Search the listing below for the string "name" and show each line that contains it.
++++
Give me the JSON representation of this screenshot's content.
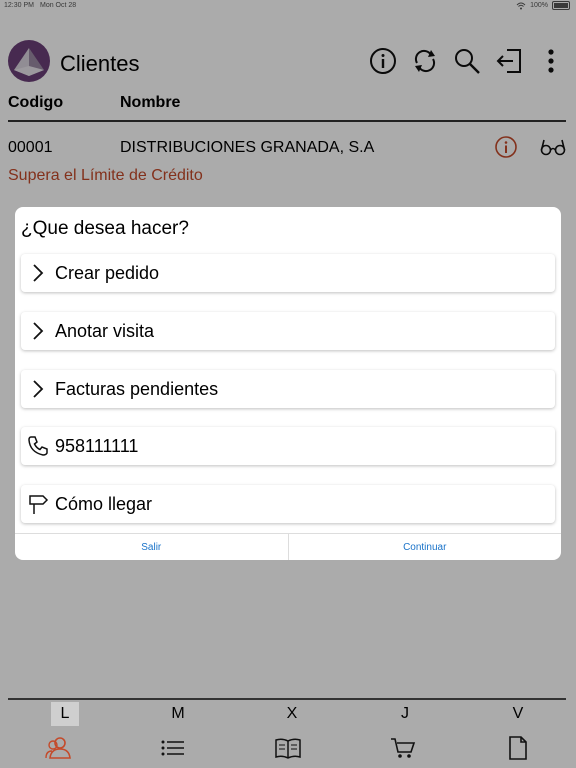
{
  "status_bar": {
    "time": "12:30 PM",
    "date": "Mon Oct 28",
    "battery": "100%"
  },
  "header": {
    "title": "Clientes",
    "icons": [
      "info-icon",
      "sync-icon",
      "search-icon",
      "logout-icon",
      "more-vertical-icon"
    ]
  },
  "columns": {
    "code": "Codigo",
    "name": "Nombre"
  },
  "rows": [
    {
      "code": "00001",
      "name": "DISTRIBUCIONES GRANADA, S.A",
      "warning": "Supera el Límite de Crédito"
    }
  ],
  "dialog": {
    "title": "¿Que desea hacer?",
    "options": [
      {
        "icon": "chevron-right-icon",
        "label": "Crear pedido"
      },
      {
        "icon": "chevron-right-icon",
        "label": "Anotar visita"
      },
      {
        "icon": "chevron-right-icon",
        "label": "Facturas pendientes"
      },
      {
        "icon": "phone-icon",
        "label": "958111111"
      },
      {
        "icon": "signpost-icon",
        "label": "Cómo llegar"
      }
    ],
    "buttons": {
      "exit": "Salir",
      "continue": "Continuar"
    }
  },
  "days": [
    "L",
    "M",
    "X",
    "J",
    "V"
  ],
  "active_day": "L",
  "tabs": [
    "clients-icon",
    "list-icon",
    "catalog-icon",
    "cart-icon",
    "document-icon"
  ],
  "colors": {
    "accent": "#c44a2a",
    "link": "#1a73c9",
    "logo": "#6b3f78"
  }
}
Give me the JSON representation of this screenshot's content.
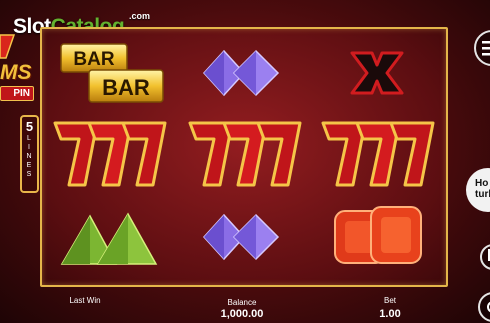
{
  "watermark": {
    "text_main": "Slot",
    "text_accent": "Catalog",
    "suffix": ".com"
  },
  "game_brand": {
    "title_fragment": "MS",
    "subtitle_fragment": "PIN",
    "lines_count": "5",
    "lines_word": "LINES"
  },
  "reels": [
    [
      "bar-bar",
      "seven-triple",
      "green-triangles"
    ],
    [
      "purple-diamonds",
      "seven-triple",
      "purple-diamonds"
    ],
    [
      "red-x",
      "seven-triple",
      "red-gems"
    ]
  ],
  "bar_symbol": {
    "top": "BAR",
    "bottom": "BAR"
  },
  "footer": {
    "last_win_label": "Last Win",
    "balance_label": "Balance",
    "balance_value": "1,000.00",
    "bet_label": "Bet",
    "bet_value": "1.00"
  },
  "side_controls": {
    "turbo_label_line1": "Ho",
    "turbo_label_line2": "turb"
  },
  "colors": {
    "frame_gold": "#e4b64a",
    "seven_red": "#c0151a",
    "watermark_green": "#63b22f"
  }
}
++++
## Solution for this task
    "name": "Nombre"
      "name": "DISTRIBUCIONES GRANADA, S.A",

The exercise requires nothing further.